Entries from a dataset of interfaces:
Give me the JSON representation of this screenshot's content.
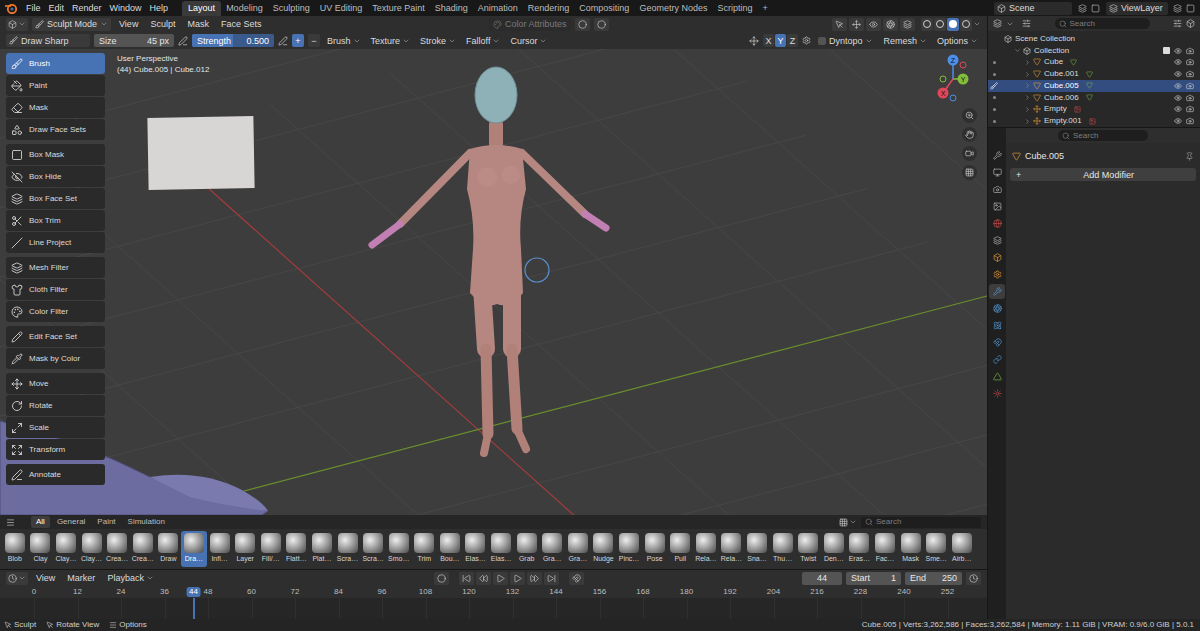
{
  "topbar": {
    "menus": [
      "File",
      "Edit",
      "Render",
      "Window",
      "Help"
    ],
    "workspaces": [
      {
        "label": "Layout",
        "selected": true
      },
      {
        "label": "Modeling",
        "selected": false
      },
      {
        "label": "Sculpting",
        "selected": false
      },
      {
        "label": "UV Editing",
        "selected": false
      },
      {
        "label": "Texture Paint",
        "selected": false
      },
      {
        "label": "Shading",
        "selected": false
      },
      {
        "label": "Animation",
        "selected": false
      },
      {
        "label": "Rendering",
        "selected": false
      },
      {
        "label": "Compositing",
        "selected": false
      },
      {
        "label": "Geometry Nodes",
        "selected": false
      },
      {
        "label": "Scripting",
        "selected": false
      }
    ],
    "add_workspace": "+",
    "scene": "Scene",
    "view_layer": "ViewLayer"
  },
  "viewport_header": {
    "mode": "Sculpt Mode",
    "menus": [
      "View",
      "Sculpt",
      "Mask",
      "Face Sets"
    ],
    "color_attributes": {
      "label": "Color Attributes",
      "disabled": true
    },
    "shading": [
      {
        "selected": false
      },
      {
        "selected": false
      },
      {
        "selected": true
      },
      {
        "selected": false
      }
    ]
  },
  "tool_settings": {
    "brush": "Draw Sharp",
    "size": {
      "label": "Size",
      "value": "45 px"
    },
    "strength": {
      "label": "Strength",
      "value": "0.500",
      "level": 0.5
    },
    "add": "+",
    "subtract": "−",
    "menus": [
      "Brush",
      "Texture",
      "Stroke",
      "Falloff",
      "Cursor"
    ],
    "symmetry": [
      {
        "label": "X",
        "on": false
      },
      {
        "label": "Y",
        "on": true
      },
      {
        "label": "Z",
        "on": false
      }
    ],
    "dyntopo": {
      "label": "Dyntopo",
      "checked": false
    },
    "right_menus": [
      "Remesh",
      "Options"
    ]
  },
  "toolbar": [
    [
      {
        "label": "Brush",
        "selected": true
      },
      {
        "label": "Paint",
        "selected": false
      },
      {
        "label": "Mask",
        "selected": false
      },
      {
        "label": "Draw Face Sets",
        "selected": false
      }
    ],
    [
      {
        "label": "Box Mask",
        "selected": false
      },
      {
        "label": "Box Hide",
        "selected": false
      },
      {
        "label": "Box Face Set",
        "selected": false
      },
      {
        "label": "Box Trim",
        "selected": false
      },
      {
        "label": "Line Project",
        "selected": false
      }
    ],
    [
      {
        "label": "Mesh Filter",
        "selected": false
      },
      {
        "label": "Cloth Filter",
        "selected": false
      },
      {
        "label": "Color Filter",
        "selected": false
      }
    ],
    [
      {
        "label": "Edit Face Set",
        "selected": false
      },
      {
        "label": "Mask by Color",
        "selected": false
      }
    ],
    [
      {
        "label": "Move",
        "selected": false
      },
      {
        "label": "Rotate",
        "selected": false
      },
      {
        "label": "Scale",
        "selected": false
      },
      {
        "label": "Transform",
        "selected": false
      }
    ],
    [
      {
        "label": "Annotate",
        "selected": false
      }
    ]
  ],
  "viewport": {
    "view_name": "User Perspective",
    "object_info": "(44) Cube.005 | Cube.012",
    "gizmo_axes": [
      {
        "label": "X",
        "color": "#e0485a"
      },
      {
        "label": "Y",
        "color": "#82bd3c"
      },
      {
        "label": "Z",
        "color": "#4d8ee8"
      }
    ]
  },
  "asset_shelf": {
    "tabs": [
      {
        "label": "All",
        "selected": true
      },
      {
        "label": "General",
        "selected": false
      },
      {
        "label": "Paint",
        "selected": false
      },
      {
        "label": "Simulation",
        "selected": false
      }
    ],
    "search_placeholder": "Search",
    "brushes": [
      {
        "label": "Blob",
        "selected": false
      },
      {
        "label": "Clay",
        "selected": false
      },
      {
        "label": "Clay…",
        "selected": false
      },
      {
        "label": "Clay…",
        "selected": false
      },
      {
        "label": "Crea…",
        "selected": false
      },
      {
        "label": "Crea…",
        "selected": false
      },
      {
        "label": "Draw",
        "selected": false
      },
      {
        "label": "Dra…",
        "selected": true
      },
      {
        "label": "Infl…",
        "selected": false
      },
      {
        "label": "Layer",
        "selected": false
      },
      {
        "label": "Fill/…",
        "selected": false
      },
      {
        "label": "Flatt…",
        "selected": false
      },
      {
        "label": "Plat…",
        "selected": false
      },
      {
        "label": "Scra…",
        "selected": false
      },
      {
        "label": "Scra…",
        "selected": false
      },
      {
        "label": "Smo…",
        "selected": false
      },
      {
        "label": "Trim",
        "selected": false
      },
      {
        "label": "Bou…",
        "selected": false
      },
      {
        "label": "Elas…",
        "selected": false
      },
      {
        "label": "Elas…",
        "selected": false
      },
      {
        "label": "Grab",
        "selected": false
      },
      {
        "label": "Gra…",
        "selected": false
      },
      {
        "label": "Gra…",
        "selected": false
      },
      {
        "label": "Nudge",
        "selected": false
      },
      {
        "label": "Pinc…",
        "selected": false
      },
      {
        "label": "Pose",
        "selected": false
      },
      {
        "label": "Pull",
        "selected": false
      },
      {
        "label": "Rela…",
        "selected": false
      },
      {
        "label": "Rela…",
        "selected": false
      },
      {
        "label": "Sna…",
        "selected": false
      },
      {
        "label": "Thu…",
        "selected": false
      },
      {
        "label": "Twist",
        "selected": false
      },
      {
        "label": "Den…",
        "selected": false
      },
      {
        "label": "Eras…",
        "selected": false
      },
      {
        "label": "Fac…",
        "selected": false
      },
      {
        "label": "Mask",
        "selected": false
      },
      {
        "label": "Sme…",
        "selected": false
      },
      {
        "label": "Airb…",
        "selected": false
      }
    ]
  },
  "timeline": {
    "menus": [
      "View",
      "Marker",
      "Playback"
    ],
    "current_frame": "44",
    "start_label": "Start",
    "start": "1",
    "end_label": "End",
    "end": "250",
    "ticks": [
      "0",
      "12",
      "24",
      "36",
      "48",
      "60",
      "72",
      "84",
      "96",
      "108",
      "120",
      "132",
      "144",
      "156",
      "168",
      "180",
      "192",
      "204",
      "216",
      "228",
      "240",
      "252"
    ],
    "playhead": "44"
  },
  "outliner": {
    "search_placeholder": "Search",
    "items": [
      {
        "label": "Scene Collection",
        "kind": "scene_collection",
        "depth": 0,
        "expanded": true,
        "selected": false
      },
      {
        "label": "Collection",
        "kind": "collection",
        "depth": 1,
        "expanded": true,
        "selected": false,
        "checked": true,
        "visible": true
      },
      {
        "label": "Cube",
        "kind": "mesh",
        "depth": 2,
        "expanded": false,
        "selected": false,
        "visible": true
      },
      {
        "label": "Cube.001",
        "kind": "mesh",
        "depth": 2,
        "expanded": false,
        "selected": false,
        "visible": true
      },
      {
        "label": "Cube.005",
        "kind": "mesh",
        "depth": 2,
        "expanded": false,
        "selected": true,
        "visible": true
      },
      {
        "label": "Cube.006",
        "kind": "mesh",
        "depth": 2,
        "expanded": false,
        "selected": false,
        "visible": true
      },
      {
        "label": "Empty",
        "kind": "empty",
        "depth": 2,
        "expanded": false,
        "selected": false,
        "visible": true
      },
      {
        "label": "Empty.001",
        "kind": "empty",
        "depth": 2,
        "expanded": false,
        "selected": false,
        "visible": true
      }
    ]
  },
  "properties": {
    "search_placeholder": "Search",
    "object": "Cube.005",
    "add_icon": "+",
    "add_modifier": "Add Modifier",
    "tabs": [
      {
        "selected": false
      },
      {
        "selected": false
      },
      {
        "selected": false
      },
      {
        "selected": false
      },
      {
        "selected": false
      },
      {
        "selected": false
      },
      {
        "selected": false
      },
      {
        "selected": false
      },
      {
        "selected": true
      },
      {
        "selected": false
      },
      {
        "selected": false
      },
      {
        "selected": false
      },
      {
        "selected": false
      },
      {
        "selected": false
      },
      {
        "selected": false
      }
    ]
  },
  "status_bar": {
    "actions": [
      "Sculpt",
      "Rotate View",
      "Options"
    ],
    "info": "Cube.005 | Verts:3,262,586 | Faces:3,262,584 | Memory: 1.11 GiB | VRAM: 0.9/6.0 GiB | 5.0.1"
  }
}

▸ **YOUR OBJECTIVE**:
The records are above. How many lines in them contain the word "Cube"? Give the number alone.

▸ **COMPLETED EXERCISE**:
7